MCSA Certifications – April

 Just when I thought I had all the certifications figured out, Microsoft announced yesterday the addition of the MCSE: Business Applications (focusing on Dynamics 365) which includes two new supporting MCSA paths – MCSA: Dynamics 365 and MCSA: Dynamics 365 for Operations. Additionally, they’ve added the new MCSA: Data Science, which puts you on a path to earn an MCSE: Data Management & Analytics certification. Check out this new pdf that clearly outlines the requirements for each certification and the electives that can be taken to renew each MCSE annually. Bonus information on the pdf download is some other unannounced MCSA certifications including Cloud Database Development, Big Data Engineering, and BI reporting.

Currently Reading #10

 In this major new history of the Civil War, Bruce Levine tells the riveting story of how that conflict upended the economic, political, and social life of the old South, utterly destroying the Confederacy and the society it represented and defended. Told through the words of the people who lived it, The Fall of the House of Dixie illuminates the way a war undertaken to preserve the status quo became a second American Revolution whose impact on the country was as strong and lasting as that of our first. (Review is Reprinted from GoodReads.)

MCSA: Windows 2016

 Passed two exams this week during the MCT Summit. I started with the 70-740: Installation, Storage, & Compute with Windows Server 2016. This was the one I studied for on the train, because I thought I was a little rusty on Virtual Machines and Clustering. But it was the simple stuff like REFS and Data Duplication that was tripping me up during the exam. Today, I took the third and final exam needed for the MCSA: Windows Server 2016 certification. Which of course is the 70-741: Networking with Windows Server 2016 exam. Again, I breezed through the difficult parts of the exam only to be hung up on a silly subnetting question. It was like I forgot how to do math. But a few extra minutes double checking my work and I knew I had it right.
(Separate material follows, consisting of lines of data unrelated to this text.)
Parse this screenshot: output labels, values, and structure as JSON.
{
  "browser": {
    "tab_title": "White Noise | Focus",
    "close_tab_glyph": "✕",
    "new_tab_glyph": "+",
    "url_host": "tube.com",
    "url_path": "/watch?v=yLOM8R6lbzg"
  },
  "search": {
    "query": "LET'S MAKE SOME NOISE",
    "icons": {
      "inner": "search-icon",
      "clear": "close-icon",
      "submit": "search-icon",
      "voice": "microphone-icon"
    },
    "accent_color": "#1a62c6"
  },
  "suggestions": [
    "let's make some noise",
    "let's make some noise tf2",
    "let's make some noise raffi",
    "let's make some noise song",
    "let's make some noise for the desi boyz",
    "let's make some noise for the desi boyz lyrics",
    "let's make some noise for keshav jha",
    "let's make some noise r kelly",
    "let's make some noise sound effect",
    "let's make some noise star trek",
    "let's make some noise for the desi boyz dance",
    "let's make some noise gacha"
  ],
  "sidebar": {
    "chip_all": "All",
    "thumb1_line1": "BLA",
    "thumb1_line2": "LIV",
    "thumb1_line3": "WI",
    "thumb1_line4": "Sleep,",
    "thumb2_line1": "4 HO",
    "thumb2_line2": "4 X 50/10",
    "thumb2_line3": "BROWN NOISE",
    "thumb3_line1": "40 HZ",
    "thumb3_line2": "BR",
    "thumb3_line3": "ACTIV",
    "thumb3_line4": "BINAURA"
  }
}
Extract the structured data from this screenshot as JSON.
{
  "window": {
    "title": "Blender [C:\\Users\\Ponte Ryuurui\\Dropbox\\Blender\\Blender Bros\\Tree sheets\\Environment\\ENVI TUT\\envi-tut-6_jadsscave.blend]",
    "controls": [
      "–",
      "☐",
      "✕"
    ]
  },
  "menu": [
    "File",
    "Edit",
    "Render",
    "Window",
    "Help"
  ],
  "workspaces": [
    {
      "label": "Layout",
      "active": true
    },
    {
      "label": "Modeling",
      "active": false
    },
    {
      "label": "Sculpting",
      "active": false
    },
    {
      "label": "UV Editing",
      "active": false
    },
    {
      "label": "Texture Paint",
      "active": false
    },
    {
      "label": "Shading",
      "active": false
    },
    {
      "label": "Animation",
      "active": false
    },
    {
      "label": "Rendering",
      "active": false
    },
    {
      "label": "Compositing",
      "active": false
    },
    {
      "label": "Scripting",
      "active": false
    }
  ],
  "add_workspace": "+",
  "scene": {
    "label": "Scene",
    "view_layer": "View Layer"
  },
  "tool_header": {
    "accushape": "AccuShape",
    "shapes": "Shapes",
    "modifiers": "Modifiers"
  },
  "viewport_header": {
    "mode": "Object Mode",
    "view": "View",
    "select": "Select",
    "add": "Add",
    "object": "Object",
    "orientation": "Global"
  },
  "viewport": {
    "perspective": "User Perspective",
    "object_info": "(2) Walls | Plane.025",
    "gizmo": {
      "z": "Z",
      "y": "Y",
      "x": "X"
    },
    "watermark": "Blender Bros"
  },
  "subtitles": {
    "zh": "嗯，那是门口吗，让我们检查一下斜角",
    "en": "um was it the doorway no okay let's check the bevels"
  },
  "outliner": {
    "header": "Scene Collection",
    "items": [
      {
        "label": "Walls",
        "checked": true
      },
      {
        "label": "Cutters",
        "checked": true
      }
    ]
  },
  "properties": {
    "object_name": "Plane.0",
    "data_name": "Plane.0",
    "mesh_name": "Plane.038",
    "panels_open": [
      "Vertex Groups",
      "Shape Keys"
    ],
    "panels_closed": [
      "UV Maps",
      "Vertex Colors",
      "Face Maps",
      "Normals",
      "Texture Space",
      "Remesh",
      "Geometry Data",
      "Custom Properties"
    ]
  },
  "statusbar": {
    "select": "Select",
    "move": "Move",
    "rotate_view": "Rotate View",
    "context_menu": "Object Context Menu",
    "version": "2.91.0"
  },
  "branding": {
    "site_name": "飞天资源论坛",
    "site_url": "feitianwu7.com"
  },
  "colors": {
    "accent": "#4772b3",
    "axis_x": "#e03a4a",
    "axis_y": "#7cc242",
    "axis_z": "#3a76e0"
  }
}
So that is 9 exams and 9 certifications in the last 6 months. I think I’m going to take the rest of the year off from Microsoft exams.

Currently Reading #9

 Everything I was expecting from this collection of ancient stories retold and edited by the filter of Neil Gaiman’s mind. It is a smaller book, but a time-consuming read. This is not fiction, or what we typically see from Neil Gaiman. But rather a fragmennted collection of mythology to assist us in learning from what can still be discovered of Norse Mythology.

Currently Reading #8

 Moving beyond the concept of “That’s how we’ve always done it” is not an easy task. And there are not many areas in today’s popular culture that will hold on to the concept of tradition more than baseball. Brian Kenny, of the MLB Network, is one of those analysts in sports media who is unwilling to wait. Using statistical analysis to move past the basic back-of-the-baseball-card numbers has allowed us to look beyond tradition and to interpret data in such a way as to enhance our understanding and our baseball experience.